Variation among media has effects on the design as well as the use of texts and communication systems (production, including editing; reception; post-processing, including further use and translation). These effects can be described and explained by properties of the genre knowledge of language users. Of particular interest today is the developing genre knowledge of new forms of communication, including video-conferencing, skyping, e-mailing, chatting, blogging, internet searching, direct computer communication in the form of dialogues (Natural Language Interfaces), filling in questionnaires on sites, writing documents for publication on the internet or for computer-supported live presentations, distance learning, etc.


The LCC programme produces and employs expertise about documents and systems of communication for the study as well as design of different forms of communication, with a special focus on Computer Mediated Communication (CMC). Correspondences and differences between CMC and other types of communication are described and explained in order to be applied in digital document and system design. Special attention is paid in this programme to two aspects: effectiveness and international context. Decisions about media choice and document and system design are fundamental to effective communication, as are adequate performance in native or foreign languages in the international context that modern language users (people as well as computer systems) in the Netherlands increasingly find themselves in (whether these languages are Dutch or English or another language). These are two factors which clearly affect the well-being of new media users in communication, including their communicative confidence, politeness, style, and control.


For language use and multimodal communication, these media effects have long been described with reference to the broad differences between the traditionally dominant modalities of speech and writing. Current developments in media technologies have caused fundamental changes to the cognitive and communicative use and appreciation of various media, so that the contemporary study of language use and multimodal communication across media is breaking new grounds. As a result, the LCC focus programme has the following aim:


        • to describe and explain the properties of a wide range of documents and communication systems,
        • as well as their use in modern western languages,
        • in CMC in comparison with other media,
        • with reference to the genre knowledge of their users,
        • in order to validate novel theories of language use and effective communication,
        • as well as to apply the newly acquired knowledge in document design and system design
        • and in other aspects of professional communicative practice (advice, training, testing).
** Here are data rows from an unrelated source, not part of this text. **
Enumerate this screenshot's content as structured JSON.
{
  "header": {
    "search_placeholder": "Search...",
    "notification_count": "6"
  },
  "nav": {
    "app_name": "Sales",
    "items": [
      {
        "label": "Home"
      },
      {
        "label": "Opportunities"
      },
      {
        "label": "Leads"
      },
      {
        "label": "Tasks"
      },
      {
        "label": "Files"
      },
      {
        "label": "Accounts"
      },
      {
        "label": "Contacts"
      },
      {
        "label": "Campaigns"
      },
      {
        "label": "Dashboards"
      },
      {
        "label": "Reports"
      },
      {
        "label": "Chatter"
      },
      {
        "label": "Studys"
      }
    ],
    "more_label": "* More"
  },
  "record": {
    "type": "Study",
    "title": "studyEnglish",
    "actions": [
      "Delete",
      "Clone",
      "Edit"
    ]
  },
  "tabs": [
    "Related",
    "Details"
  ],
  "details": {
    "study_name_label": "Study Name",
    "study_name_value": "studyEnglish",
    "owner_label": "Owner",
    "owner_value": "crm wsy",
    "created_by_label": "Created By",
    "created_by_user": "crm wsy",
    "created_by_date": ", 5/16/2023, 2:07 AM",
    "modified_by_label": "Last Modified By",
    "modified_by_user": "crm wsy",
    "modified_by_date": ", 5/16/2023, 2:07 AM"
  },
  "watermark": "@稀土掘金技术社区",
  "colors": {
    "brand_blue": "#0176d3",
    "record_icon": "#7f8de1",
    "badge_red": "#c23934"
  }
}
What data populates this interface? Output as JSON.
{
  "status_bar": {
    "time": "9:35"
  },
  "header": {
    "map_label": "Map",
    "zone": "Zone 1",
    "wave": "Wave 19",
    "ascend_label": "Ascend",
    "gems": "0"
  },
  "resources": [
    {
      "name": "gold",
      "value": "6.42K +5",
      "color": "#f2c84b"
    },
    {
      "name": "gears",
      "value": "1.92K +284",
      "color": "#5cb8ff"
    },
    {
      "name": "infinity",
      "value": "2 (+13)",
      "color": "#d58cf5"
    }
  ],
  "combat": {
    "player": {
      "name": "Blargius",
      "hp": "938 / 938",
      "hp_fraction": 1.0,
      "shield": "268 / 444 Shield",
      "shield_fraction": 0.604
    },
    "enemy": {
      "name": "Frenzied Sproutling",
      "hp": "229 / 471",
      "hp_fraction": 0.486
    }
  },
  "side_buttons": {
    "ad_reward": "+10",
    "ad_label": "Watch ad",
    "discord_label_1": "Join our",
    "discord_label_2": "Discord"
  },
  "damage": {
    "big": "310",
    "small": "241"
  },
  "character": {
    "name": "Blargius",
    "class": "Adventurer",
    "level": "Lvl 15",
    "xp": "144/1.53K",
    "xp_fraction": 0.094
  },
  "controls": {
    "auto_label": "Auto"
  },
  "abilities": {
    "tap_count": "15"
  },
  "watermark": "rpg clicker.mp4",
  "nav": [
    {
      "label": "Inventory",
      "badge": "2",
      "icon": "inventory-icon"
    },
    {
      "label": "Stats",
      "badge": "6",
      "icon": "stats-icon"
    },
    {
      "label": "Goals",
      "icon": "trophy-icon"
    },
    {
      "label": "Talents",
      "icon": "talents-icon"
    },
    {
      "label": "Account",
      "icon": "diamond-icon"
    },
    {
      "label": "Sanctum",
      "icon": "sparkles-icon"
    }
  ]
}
This aim leads to fundamental and applied research in a range of domains, including government and business, health and care, police and courtroom, education and science, literature and the arts, and journalism.


The methods of the LCC programme comprise a number of complementary approaches and techniques that are traditionally spread across various faculties: structural-functional linguistic and discourse analysis (Faculty of Arts),  computational modeling of communicative interaction (Faculty of Arts, Faculty of Computer Science), behavioral psycholinguistic and sociolinguistic analysis (Faculties of Psychology and of Social Sciences), and a series of computational methods and techniques (Faculty of Computer Science): (semi)automatic text analysis, including data mining, trend analysis, text classification, and text complexity measurements. Since the four main faculties participating in CAMeRA are the faculties of Arts, Psychology, Social Sciences, and Computer Science, the LCC programme is perfectly situated for generating advanced research on language and multimodal communication in the new media from an interdisciplinary and interfaculty perspective.


These aspirations place the LCC programme squarely within the developments described in the KNAW report ‘Samenspel in samenhang: Onderwijs en onderzoek in communicatie, media en informatie’ (Collaboration in context: Education and research in communication, media, and information). The report identifies the emergence of a complex new ‘cmi’ field in research and education, and advances a plea for the institutional integration and stimulation of cmi related research and teaching. It places special emphasis on the need for interdisciplinary collaboration. The LCC programme has been positioned in CAMeRA to make a substantial contribution to these developments.